Leahman G.R. Potter, 48, neglected to conceal the evidence after he stole a pot of meatballs from a neighbor’s garage in Hazle Township in Pennsylvania. The meatball owner returned home to find Potter outside his garage, covered in red sauce and his pot of meatballs missing. When Pennsylvania State Police arrived shortly afterward, they found the pot in the street and Potter at his home, where he was charged with burglary, trespass and theft.
Houston detectives were finally able to close a case in January that had been vexing them for 30 months. Mary Stewart Cerruti, 61, the last holdout in a neighborhood being bought up for redevelopment, was reported missing by a friend, who described her as shy and frail. Police had no leads, and her home was foreclosed on after payments stopped. Eventually, the home was cleaned out and sold, and new renters moved in. On March 4, 2017, a 911 call reported a human skeleton “between two of the walls” in the home. When police arrived, they found a hole in the attic floorboards; down below were the bones, clothing and shoes that had been discovered. An investigation found no evidence of foul play. On Jan. 23, the Harris County Institute of Forensic Sciences confirmed the remains were those of Cerruti.
Whole Lotta Freezin’ And Shakin’ Goin’ On
A dairy truck driver lost his job after being caught on a surveillance camera urinating near dairy cows in a barn at Tremblay Farm in Highgate, Vt. While no charges were filed, Monica Massey of the Dairy Farmers of America said the driver’s behavior was unacceptable. “We saw the videos. What we saw was deplorable,” Massey said told WCAX TV. Darleen Tremblay said she was “shattered” by what she saw on the video. “I couldn’t move. I froze and I shook,” she added.
Public Service Announcement
Police in Sheboygan, Wisc., appealed to the public for help in tracking down an unusual perpetrator. “Over the past year and a half,” the department said on its Facebook page, “someone has been clogging the women’s toilet [at the Deland Community Center] with a 20-ounce soda bottle. This is very strange … and gross.” The Sheboygan Press reported that the string of more than 25 incidents began in 2016. Joe Kerlin, the city’s parks and forestry superintendent, says the suspect is likely an adult male, based on security camera footage from outside the restroom. The city’s resulting plumbing bills have totaled $3,000.
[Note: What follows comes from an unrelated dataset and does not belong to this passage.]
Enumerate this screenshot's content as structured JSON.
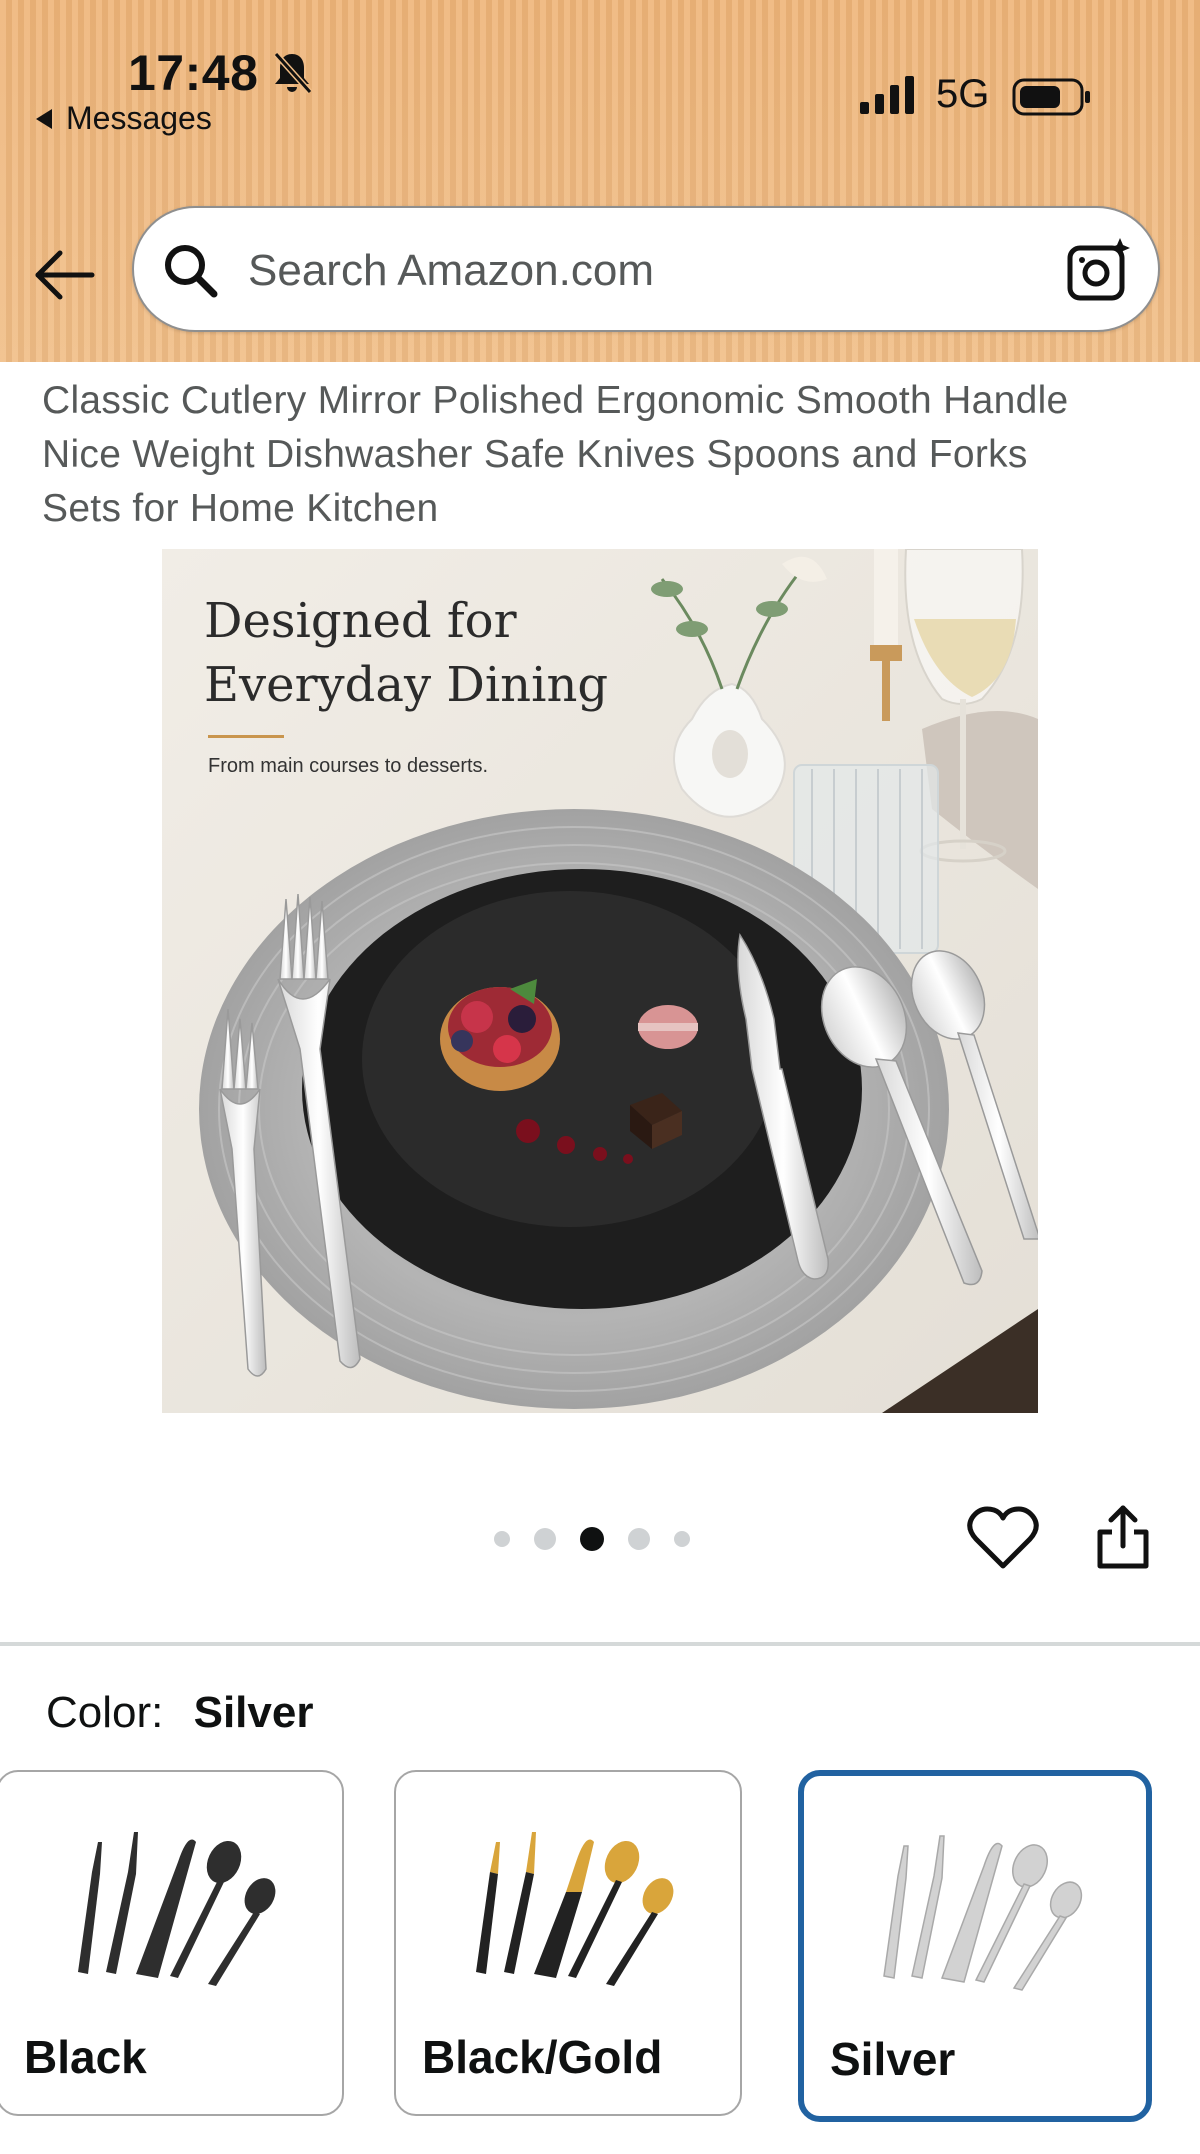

Linda Fein and her husband thought they had found their dream home in Paradise Valley, near Phoenix. They offered $1.8 million for the house and 1.3-acre lot, but then found out the house belonged to Kevin and Sandra Otterson, and was the setting for their pornography website, Wifey’s World, founded in 1998. “I just can’t make Thanksgiving dinner on counters where a porn star has been lounging around,” Fein told the Arizona Republic. In late February, the couple rescinded their offer on the four-bedroom home. “I certainly believe there are people out there who wouldn’t care about the house being used for those purposes,” Fein explained. “I’m just not one of them.”